Berry strongly disputes that sort of criticism. He does have a sense of urgency about improving APD, he said.
The city hired a think tank, the Police Executive Research Forum, the year after Berry took office to evaluate police shootings.
And the city later carried out 60 changes in police policy, training and procedures, many based on the recommendations of PERF, which issued a report in 2011.
Berry also made APD one of the first and largest departments in the country to embrace the use of body-worn cameras that show officers’ interactions with the public.
Albuquerque also started training every field officer in crisis intervention and de-escalation techniques, making it the first department to do so, the mayor said.
Police reforms “did not start when the DOJ walked in the door,” Berry said. “We’ve had a great relationship there, and that’s advancing our efforts, no question. But, for me, this has been (a priority) almost since Day One.”
The Department of Justice investigation – the findings were announced in 2014, about six months after Berry’s big re-election win the previous year – made it clear the early reforms weren’t enough.
On the use of body-worn cameras, for example, the DOJ said “the implementation has been highly inconsistent.” Federal investigators also said APD’s training academy put too much emphasis on the use of force and weapons.
“I’ll admit that we weren’t finished with those first round of reforms,” Berry said.
“But I hope people understand the effort and the willingness of their mayor to take this seriously and to try to hand it off way better than we found it.”
Berry, a former member of the state House, says he won’t seek a third term as mayor in the 2017 election, but he’s widely seen as a potential candidate for statewide office.
Brian Sanderoff, president of Research & Polling Inc., which does scientific surveys for the Journal, said the mayor “will be politically vulnerable if the city is not in substantial compliance (with the DOJ settlement) before his term ends.”

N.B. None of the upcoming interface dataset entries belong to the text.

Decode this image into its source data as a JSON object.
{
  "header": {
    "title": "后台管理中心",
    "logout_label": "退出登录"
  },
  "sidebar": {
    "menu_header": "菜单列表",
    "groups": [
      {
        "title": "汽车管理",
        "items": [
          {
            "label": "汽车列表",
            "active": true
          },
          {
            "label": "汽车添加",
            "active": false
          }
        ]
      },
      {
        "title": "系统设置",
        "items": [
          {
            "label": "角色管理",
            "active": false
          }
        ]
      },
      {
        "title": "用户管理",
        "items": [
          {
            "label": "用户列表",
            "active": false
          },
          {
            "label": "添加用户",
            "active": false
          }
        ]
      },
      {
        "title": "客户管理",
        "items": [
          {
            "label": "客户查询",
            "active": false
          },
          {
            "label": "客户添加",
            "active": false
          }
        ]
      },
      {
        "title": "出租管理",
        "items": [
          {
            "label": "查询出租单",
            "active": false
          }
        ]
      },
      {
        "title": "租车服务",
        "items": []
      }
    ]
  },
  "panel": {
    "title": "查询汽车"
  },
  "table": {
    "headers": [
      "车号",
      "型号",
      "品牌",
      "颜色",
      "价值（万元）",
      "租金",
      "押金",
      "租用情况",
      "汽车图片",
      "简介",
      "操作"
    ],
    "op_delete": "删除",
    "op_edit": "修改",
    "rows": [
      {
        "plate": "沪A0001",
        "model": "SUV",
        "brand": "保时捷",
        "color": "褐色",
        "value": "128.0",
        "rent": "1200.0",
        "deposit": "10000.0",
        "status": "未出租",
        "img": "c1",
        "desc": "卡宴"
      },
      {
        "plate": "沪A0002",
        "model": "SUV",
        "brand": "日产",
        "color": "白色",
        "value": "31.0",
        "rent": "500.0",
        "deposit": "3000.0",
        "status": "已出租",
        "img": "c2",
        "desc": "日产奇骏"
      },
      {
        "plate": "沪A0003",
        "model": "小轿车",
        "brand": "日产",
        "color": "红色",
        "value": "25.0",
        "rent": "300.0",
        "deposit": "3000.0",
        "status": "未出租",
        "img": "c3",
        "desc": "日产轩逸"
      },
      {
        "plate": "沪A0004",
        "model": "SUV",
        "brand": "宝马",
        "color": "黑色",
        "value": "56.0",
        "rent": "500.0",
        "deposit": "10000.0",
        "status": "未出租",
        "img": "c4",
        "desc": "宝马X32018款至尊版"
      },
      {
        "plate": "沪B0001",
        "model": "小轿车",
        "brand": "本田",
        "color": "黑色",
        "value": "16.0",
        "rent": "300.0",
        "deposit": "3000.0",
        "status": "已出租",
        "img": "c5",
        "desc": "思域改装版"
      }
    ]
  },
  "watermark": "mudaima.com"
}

The agreement calls for an assessment in November 2016 to determine whether Albuquerque police have achieved “substantial compliance.” That’s a year before Berry’s term ends, on Nov. 30, 2017.
“I think he’ll have a feather in his cap if he can have the monitor say the city has reached compliance,” Sanderoff said.
Even some critics of the mayor’s handling of APD say they expect the reforms to succeed.
“I don’t think the outcomes are going to live up to our expectations – our high expectations – but I think there is a will within the department to generally reform the way officers are using force,” ACLU NM executive director Simonson said.
The DOJ settlement calls for the city to try to come into full compliance within four years, or by November 2018.
The Greater Albuquerque Chamber of Commerce said things are on the right track and Berry “should not let up.”
The mayor “faced the investigation and the findings head-on, and has worked hard to pull together the funding and support to implement the improvements outlined in the consent decree,” said Terri Cole, the chamber’s president and CEO.
City Council President Dan Lewis, a Republican, provided a rather neutral appraisal of Berry’s performance and the outlook for APD.
“It’s not my job to defend the mayor,” he said, “and I don’t feel the need to pile on criticism. I’m focused on what Albuquerque can be in the future if we make the best decisions, regardless of what this administration does.”
Looking ahead, the mayor says he is trying to calibrate the city’s police reform efforts to maximize their effectiveness – neither doing too much nor too little.
“I’ve tried not to politicize it,” Berry said. “I’ve tried not to overswing. I’ve tried not to underswing. … We want to do this right, and doing it right is never doing it easy and it’s never doing it fast.”
Ultimately, he said, the public will judge whether he got it right.